If you can’t live without a cup of coffee, you’ll find this news very satisfying.
According to research from the University of Colorado School of Medicine in Aurora (USA), coffee intake has been associated with a lower risk of heart failure.
has been associated with a lower risk of
and stroke. The results of the study have been presented at the Scientific Sessions of the American Heart Association (AHA) in Anaheim, California.
The experts used machine learning along with traditional data analysis techniques to discover an inverse relationship between the amount of coffee we drink per week and how we are exposed to the risk of heart failure and stroke with the data obtained in the Framingham Heart Study, operational since 1948, providing crucial information on cardiovascular health.
Machine learning can make predictions based on data associations, and is being increasingly used in health-related research in recent years. This is so, in part, because it allows researchers to perform data mining (the process of identifying patterns based on large amounts of data) much more efficiently.
Following machine learning data analysis the researchers found that an extra cup of coffee each week was associated with a 7% lower risk of heart failure and an 8% lower risk of stroke.

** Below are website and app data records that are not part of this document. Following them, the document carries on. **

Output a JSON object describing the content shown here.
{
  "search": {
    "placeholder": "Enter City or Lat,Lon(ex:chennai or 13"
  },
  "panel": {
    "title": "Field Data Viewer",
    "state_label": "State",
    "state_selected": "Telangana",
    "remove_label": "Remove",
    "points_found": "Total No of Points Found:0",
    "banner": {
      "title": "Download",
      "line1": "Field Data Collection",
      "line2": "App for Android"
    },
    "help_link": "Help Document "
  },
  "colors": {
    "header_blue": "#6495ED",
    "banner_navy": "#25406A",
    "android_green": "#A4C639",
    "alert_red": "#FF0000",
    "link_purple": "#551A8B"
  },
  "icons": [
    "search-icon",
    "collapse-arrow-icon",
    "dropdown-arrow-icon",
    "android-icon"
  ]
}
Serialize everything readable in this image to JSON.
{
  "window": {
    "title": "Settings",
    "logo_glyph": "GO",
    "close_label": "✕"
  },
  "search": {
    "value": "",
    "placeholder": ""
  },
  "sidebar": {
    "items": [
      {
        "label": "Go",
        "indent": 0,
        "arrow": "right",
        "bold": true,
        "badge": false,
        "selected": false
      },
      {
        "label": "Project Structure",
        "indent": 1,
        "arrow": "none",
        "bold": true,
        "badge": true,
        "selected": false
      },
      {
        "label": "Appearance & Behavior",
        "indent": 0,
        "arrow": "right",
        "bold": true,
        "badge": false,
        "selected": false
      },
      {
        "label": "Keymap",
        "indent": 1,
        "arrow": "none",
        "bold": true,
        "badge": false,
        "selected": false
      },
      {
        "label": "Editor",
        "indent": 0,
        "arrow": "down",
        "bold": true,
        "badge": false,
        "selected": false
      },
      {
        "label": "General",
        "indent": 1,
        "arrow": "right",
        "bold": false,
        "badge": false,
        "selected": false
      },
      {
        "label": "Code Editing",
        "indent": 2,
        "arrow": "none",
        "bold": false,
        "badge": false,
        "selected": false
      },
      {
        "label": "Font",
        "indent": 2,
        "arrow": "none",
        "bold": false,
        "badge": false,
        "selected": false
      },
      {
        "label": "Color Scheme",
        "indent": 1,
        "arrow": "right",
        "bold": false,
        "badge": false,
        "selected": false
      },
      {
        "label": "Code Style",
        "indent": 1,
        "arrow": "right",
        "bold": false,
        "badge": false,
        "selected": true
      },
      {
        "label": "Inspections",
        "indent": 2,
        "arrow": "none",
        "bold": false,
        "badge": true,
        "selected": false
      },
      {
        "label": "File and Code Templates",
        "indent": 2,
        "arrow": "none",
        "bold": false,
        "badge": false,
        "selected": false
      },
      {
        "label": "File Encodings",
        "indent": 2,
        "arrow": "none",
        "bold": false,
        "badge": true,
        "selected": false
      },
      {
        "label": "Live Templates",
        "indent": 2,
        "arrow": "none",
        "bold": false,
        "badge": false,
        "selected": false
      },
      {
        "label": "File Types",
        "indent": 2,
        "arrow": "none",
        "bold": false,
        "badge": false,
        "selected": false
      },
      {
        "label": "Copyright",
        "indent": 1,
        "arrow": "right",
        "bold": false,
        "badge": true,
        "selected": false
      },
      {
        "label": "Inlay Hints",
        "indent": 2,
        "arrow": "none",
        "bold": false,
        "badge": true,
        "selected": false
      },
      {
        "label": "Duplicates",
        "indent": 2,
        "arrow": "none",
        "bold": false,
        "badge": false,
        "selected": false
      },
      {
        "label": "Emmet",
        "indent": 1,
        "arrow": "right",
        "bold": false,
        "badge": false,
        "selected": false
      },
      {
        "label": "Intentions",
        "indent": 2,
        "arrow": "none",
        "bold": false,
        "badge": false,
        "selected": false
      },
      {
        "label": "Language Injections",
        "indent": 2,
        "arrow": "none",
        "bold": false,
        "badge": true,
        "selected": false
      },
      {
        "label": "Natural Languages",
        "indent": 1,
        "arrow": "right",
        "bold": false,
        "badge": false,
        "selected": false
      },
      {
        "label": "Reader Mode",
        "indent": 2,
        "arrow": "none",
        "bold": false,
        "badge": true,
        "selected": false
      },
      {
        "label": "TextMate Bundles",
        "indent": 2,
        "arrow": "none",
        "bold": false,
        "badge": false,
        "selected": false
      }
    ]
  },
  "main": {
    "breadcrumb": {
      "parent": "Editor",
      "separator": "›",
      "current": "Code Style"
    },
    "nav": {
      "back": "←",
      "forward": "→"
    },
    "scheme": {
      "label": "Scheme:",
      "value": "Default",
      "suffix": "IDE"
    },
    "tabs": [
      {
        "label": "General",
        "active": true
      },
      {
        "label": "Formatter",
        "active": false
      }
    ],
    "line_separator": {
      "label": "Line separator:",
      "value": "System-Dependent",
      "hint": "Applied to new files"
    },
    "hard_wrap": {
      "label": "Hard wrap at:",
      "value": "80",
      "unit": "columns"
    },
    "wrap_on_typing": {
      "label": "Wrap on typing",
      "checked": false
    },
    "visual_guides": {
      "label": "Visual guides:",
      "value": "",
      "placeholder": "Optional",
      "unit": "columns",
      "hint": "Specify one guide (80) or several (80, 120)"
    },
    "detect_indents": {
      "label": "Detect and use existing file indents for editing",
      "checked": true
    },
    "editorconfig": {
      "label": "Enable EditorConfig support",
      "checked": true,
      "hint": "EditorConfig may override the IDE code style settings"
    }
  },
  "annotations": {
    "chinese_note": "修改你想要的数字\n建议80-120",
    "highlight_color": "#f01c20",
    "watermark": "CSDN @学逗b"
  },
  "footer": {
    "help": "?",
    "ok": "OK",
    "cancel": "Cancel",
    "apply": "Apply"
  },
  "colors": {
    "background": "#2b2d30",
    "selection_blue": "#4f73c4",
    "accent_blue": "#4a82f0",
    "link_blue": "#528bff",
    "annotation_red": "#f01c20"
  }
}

In addition, the scientists performed traditional data analyses (Cox proportional hazards) on information obtained from two other large population-based studies: the Cardiovascular Health Study and the Atherosclerosis Risk in Communities Study. They found exactly the same association between coffee consumption and lower risk of heart failure and stroke, confirming the initial machine learning results.
Although the findings were consistent, the authors comment that the association is not necessarily causal, so we should not draw any firm conclusionsat this time.
The researchers also found a correlation between the amount of red meat we include in our diets.
we include in our diets
and the risk of stroke and heart failure. In this case, red meat consumption was identified as a potential risk factor, although here, the association was less striking.
In the same way, they designed a predictive risk model targeting congestive heart failure and stroke, based on known risk factors obtained with the Framingham risk score, to which they also added the correlation revealed between coffee consumption and cardiovascular health.
“Our findings suggest that machine learning could help us identify additional factors to improve existing risk assessment models. The risk assessment tools we currently use to predict whether someone might develop heart disease, particularly heart failure or stroke, are very good but not 100%,” explains study co-author Laura Stevens.
Reference: Drinking coffee may be associated with reduced risk of heart failure and stroke. American Heart Association’s (AHA) Scientific Sessions 2017, in Anaheim, California (USA). Presentation M2040 – Session: LB.APS.07